Some other dramatic entrepreneurial initiatives are also taking place at the Surrey campus, including Innovation Boulevard. It was founded with the City of Surrey and Fraser Health to create a cluster of high-tech health-related businesses along King George Highway. In addition, Surrey is the site of SFU’s mechatronics systems engineering program within the faculty of applied sciences. Lubik said that students enrolled in SFU’s technology entrepreneurship program work with mechatronics engineering students. Another interdisciplinary program at the Surrey campus, the business of design, brings together students from the Beedie School of Business and SFU’s school of interactive arts and technology.
Expect SFU’s Surrey campus to become an even bigger player in the future. On November 8, the federal and provincial governments announced a $90-million investment to help fund a new five-storey building. It will be home to a sustainable-energy and environmental-engineering program—yet another example of the university’s emphasis on interdisciplinary education. SFU’s mechatronics systems engineering program will also move into the new building.
At the root of SFU’s entrepreneurial education is the belief that innovation is not just about business, according to Gemino. He said that once business students go into the workforce, they must work alongside people from various other disciplines, which is why this approach is being replicated on campus.
In the past, he noted, entrepreneurs were seen as solo operators who protected intellectual property. “Now it’s about sharing ideas and gathering strength,” Gemino said. “Actually, the more you share and the more you network, the stronger your idea becomes.”
SFU students are encouraged to do entrepreneurial work as part of their education rather than simply examining case studies from industry. “Almost all of our courses have an element where you’re outside creating something with a group of people and learning—and pivoting and trying new things,” he said.

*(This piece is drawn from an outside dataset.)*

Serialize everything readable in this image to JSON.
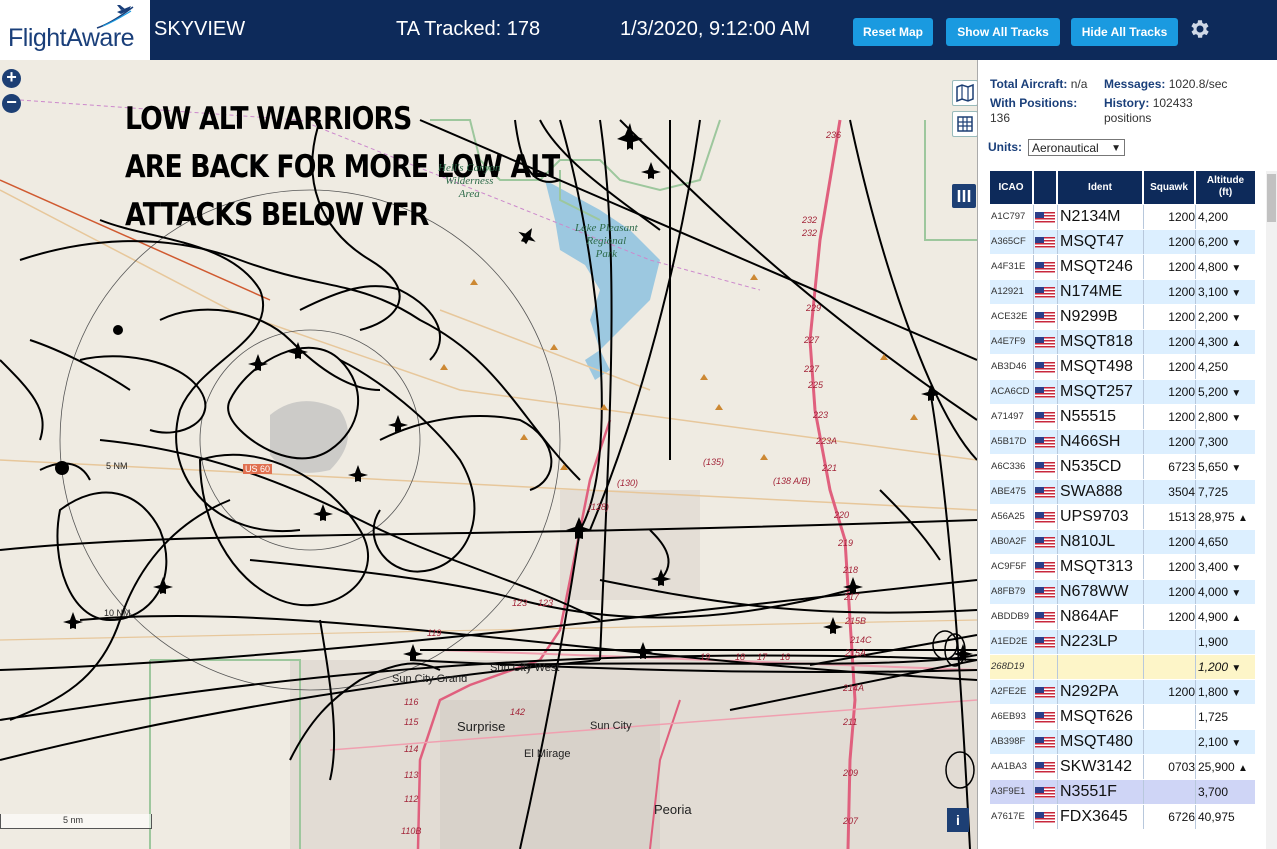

Gemino recognizes that not all ventures will succeed, so in one course, students are not allowed to finish with the same idea that they started with. “If you talk to entrepreneurs, they do that all the time,” he said. “They’re always changing their idea and adapting it to the next thing, so pivoting is a really core aspect to it. We try not to say ‘failure’.”
Back at RADIUS, Smith and his colleagues are incorporating the principles of social innovation and working in teams with indigenous people through the RBC First People’s enterprise accelerator program. “We’ve done some work in Alert Bay with Reconciliation Canada,” he stated. “We’re just launching a big research project with the Sto:lo [Nation] out in the Fraser Valley trying to understand how a lot of these approaches apply to the First Nations communities where, in many ways, you see these values underpin the entrepreneurial work that’s going on there anyway.”
SFU is also applying its model of community engagement to enhancing the inner-city economy. According to Smith, 30 graduate-student internships will be deployed to work with leading social enterprises.
So how are students and SFU professors able to create bonds with groups that have traditionally been disenfranchised from the mainstream?
“We try to show up with a lot of humility,” Smith said. “But once you’re in, it’s a tight network and all the pieces are connected to each other.”